• [Work request]
The entries are to be reproduced verbatim, with all pictures omitted.

• [Exercise material]
++++++++++
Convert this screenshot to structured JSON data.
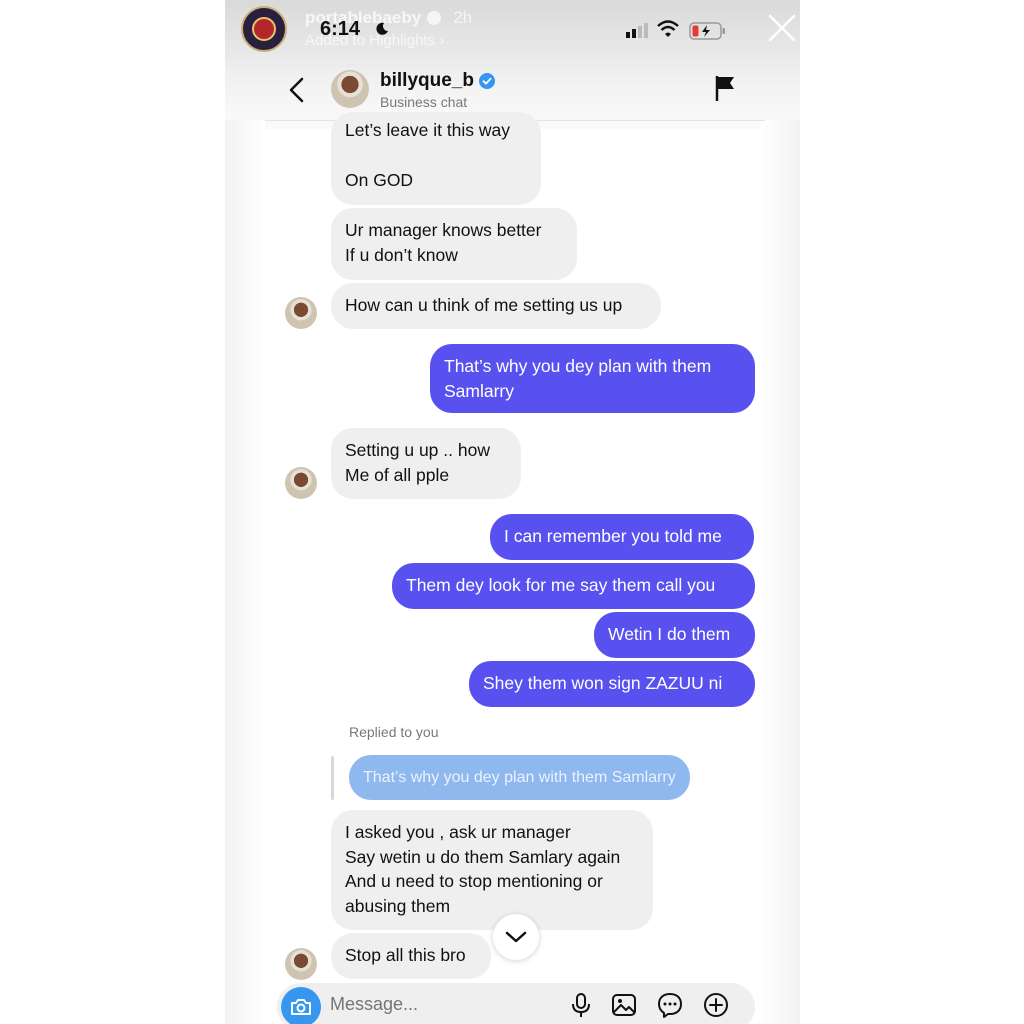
{
  "story": {
    "username": "portablebaeby",
    "time_ago": "2h",
    "subtitle": "Added to Highlights ›"
  },
  "status_bar": {
    "time": "6:14"
  },
  "chat_header": {
    "name": "billyque_b",
    "subtitle": "Business chat",
    "icons": [
      "back-icon",
      "verified-icon",
      "flag-icon"
    ]
  },
  "messages": [
    {
      "dir": "in",
      "text": "Let’s leave it this way\n\nOn GOD"
    },
    {
      "dir": "in",
      "text": "Ur manager knows better\nIf u don’t know"
    },
    {
      "dir": "in",
      "text": "How can u think of me setting us up"
    },
    {
      "dir": "out",
      "text": "That’s why you dey plan with them\nSamlarry"
    },
    {
      "dir": "in",
      "text": "Setting u up .. how\nMe of all pple"
    },
    {
      "dir": "out",
      "text": "I can remember you told me"
    },
    {
      "dir": "out",
      "text": "Them dey look for me say them call you"
    },
    {
      "dir": "out",
      "text": "Wetin I do them"
    },
    {
      "dir": "out",
      "text": "Shey them won sign ZAZUU ni"
    },
    {
      "dir": "in",
      "text": "I asked you , ask ur manager\nSay wetin u do them Samlary again\nAnd u need to stop mentioning or\nabusing them"
    },
    {
      "dir": "in",
      "text": "Stop all this bro"
    }
  ],
  "reply": {
    "label": "Replied to you",
    "quoted": "That’s why you dey plan with them Samlarry"
  },
  "composer": {
    "placeholder": "Message...",
    "icons": [
      "camera-icon",
      "microphone-icon",
      "gallery-icon",
      "sticker-icon",
      "plus-icon"
    ]
  },
  "colors": {
    "outgoing_bubble": "#5851f0",
    "incoming_bubble": "#efefef",
    "reply_quote": "#8fb8ee",
    "camera_button": "#3797f0",
    "verified": "#3797f0"
  }
}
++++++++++
• [Your solution]
Convert this screenshot to structured JSON data.
{
  "story": {
    "username": "portablebaeby",
    "time_ago": "2h",
    "subtitle": "Added to Highlights ›"
  },
  "status_bar": {
    "time": "6:14"
  },
  "chat_header": {
    "name": "billyque_b",
    "subtitle": "Business chat",
    "icons": [
      "back-icon",
      "verified-icon",
      "flag-icon"
    ]
  },
  "messages": [
    {
      "dir": "in",
      "text": "Let’s leave it this way\n\nOn GOD"
    },
    {
      "dir": "in",
      "text": "Ur manager knows better\nIf u don’t know"
    },
    {
      "dir": "in",
      "text": "How can u think of me setting us up"
    },
    {
      "dir": "out",
      "text": "That’s why you dey plan with them\nSamlarry"
    },
    {
      "dir": "in",
      "text": "Setting u up .. how\nMe of all pple"
    },
    {
      "dir": "out",
      "text": "I can remember you told me"
    },
    {
      "dir": "out",
      "text": "Them dey look for me say them call you"
    },
    {
      "dir": "out",
      "text": "Wetin I do them"
    },
    {
      "dir": "out",
      "text": "Shey them won sign ZAZUU ni"
    },
    {
      "dir": "in",
      "text": "I asked you , ask ur manager\nSay wetin u do them Samlary again\nAnd u need to stop mentioning or\nabusing them"
    },
    {
      "dir": "in",
      "text": "Stop all this bro"
    }
  ],
  "reply": {
    "label": "Replied to you",
    "quoted": "That’s why you dey plan with them Samlarry"
  },
  "composer": {
    "placeholder": "Message...",
    "icons": [
      "camera-icon",
      "microphone-icon",
      "gallery-icon",
      "sticker-icon",
      "plus-icon"
    ]
  },
  "colors": {
    "outgoing_bubble": "#5851f0",
    "incoming_bubble": "#efefef",
    "reply_quote": "#8fb8ee",
    "camera_button": "#3797f0",
    "verified": "#3797f0"
  }
}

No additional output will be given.